Sage software is freely available and open source under the GPL license. You can download it from www.sagemath.org to run on Linux, MacOS or Solaris, or download a Sage virtual machine on Windows. You can also use an online Sage notebook from your web browser at www.sagenb.org.
The book includes introductions to number theory, information theory and finite fields for people who haven’t met these concepts before, or who are a bit rusty and need to brush up on them. I found these chapters useful as they focus on those areas that are used in cryptography, so you don’t have to wade through unnecessary detail. I think the book strikes a good balance with the mathematics: it doesn’t try to over-simplify things, or shy away from the complex areas. Nevertheless, it keeps the math manageable, and explains the algorithms in text and by example so you won’t get lost.
I have a couple of minor criticisms: firstly there are a few errors and typos in the text: most are just distracting, but one says the Fortuna entropy pools are reseeded, “at least once every 100ms,” when it should read, “at most, every 100ms”, which is misleading.
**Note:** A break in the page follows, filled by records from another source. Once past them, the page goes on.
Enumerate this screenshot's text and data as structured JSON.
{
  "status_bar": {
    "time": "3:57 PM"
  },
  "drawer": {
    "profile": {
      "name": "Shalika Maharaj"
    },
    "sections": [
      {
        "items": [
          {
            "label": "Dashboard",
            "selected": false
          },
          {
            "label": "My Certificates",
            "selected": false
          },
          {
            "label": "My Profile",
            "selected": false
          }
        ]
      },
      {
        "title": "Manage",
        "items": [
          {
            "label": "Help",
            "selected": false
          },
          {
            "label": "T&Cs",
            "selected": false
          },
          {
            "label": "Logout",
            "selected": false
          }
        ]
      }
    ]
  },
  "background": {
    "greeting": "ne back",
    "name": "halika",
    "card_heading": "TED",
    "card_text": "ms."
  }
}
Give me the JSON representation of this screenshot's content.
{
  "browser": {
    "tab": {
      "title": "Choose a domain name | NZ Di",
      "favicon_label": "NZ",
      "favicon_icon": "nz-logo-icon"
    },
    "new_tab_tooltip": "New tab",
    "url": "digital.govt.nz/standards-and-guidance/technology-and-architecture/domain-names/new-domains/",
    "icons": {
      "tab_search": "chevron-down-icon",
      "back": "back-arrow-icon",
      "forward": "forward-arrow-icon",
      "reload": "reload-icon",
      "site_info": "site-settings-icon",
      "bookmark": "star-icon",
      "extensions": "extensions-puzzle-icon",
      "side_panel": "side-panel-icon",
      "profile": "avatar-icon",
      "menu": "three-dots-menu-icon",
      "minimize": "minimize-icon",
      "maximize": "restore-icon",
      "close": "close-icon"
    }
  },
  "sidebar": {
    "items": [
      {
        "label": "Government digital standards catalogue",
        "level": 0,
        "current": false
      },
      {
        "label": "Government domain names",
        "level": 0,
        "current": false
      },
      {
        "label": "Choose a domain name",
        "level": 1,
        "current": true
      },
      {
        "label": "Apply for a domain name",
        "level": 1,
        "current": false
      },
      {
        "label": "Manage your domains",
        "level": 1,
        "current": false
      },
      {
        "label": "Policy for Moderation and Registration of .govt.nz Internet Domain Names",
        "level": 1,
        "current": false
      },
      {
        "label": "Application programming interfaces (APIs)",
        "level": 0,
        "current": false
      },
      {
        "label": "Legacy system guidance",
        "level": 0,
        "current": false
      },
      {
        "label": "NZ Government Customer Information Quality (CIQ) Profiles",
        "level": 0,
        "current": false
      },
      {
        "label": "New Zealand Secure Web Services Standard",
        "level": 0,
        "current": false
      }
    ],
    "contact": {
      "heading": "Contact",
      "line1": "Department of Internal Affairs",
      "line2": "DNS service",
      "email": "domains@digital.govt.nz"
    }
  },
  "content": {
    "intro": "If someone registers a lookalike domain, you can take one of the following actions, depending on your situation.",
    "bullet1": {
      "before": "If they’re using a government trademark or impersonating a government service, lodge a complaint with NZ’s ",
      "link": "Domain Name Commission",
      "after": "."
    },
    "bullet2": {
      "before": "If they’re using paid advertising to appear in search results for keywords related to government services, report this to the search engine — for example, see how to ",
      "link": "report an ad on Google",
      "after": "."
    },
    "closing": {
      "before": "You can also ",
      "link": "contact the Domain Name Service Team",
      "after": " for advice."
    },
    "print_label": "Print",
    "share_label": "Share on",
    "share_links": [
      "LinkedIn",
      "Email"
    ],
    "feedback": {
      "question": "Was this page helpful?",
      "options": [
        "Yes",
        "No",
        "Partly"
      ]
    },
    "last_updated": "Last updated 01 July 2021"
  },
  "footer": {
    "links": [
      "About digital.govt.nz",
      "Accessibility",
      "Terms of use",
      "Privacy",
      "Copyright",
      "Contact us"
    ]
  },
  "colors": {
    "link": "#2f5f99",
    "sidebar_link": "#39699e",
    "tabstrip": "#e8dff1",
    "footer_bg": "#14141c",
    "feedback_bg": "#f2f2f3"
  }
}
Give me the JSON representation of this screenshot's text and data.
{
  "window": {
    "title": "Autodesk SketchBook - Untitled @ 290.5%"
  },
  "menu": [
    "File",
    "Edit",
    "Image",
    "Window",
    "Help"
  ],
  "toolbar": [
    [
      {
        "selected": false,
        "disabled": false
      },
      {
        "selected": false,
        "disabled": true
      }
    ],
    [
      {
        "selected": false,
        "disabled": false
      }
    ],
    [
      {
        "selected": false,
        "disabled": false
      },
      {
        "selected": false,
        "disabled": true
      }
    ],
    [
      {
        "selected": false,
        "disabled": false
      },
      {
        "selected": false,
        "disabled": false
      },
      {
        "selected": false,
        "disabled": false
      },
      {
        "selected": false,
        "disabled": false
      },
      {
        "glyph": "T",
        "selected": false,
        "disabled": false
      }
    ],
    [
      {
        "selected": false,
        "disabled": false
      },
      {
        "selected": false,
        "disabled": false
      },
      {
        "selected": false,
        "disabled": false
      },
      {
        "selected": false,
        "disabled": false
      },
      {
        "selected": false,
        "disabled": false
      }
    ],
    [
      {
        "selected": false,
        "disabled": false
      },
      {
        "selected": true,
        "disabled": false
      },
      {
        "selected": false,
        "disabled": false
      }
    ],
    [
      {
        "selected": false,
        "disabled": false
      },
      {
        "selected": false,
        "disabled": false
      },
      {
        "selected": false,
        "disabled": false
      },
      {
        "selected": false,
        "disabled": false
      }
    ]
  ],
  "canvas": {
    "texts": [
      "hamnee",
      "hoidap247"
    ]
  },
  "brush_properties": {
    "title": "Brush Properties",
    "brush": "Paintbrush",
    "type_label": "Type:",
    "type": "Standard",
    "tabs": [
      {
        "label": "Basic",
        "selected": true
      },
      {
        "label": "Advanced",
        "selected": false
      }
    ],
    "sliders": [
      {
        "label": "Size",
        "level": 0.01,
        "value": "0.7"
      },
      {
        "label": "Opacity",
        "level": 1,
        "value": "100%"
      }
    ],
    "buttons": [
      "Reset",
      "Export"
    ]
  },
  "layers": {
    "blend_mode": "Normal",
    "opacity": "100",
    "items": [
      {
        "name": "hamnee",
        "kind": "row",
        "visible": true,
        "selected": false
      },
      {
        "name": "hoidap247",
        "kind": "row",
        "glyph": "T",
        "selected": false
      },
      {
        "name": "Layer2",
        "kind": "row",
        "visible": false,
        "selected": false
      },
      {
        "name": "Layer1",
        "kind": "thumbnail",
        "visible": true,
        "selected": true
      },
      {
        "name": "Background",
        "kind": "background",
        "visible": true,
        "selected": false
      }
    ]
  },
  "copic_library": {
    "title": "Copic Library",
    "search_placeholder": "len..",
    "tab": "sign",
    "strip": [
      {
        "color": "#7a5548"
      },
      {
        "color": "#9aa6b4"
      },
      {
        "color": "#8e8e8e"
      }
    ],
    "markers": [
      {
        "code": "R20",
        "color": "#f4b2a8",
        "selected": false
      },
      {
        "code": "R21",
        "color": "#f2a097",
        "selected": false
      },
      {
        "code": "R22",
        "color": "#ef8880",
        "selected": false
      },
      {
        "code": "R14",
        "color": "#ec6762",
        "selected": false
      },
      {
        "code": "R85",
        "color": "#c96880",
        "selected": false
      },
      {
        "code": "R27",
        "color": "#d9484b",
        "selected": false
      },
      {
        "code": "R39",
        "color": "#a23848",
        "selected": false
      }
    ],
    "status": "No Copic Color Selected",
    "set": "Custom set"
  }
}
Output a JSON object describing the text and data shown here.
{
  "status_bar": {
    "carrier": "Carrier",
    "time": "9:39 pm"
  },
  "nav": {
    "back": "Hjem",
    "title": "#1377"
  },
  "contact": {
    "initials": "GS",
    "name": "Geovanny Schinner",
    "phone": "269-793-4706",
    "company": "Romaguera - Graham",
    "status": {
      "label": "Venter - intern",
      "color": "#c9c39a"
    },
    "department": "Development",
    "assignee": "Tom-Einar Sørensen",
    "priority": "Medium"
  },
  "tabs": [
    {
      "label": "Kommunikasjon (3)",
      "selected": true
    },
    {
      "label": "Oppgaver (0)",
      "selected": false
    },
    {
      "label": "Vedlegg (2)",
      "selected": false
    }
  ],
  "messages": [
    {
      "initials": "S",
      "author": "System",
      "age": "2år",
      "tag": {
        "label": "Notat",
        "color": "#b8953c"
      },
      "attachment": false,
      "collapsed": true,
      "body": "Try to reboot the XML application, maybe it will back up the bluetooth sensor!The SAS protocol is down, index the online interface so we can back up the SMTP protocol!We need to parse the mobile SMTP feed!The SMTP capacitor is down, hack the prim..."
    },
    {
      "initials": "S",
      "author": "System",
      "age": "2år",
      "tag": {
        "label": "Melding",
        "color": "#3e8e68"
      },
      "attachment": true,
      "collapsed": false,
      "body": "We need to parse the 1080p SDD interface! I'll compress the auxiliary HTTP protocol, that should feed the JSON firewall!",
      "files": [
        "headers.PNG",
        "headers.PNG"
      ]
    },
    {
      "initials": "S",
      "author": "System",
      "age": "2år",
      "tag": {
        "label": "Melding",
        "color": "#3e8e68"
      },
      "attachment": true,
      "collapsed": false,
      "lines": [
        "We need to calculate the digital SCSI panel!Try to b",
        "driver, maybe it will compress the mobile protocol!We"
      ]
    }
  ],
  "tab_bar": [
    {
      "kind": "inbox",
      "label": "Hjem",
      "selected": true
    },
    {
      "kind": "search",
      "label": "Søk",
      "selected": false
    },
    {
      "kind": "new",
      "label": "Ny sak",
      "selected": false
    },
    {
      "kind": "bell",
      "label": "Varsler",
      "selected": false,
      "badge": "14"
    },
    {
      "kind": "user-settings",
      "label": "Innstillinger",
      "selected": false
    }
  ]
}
Secondly, the screenshots are a blurred and have some peculiar artefacts: it looks as if the publisher has used a lossy compression format, such as JPEG, with a high compression setting. Fortunately, there aren’t many screenshots and this problem doesn’t affect the tables and diagrams.
This book is 461 pages in length and it is concise enough to covers a lot of ground in those pages. There are a couple of appendices: an introduction to Sage and some additional number theory, but both are short and useful and are not simply padding.
The structure of the book is mostly logical, but I was surprised to see block and stream ciphers covered late in the book after public key systems and digital signatures. That’s not really a criticism though; more a personal preference.
I was glad to see a good coverage of elliptic curves, which is becoming increasingly popular for low-powered mobile devices. This fairly modern topic is missing from many of the classic cryptography books, such as Schneier’s Applied Cryptography.
I spent a few evenings with this book, pen and paper and Sage notebook, and found the combination of mathematics, text explanation, and Sage examples a very good way to approach this complex subject. If you want or need to understand the details of cryptographic algorithms, and you’re willing to work through the exercises and give your brain a bit of a work out, this is an excellent book.
This book has definitely earned a place on my bookshelf.
This is an excellent book for anyone who needs a detailed understanding of modern cryptography and wants to understand how the algorithms work. The combination of text descriptions, mathematics and worked examples in Sage really helps to explain this complex subject.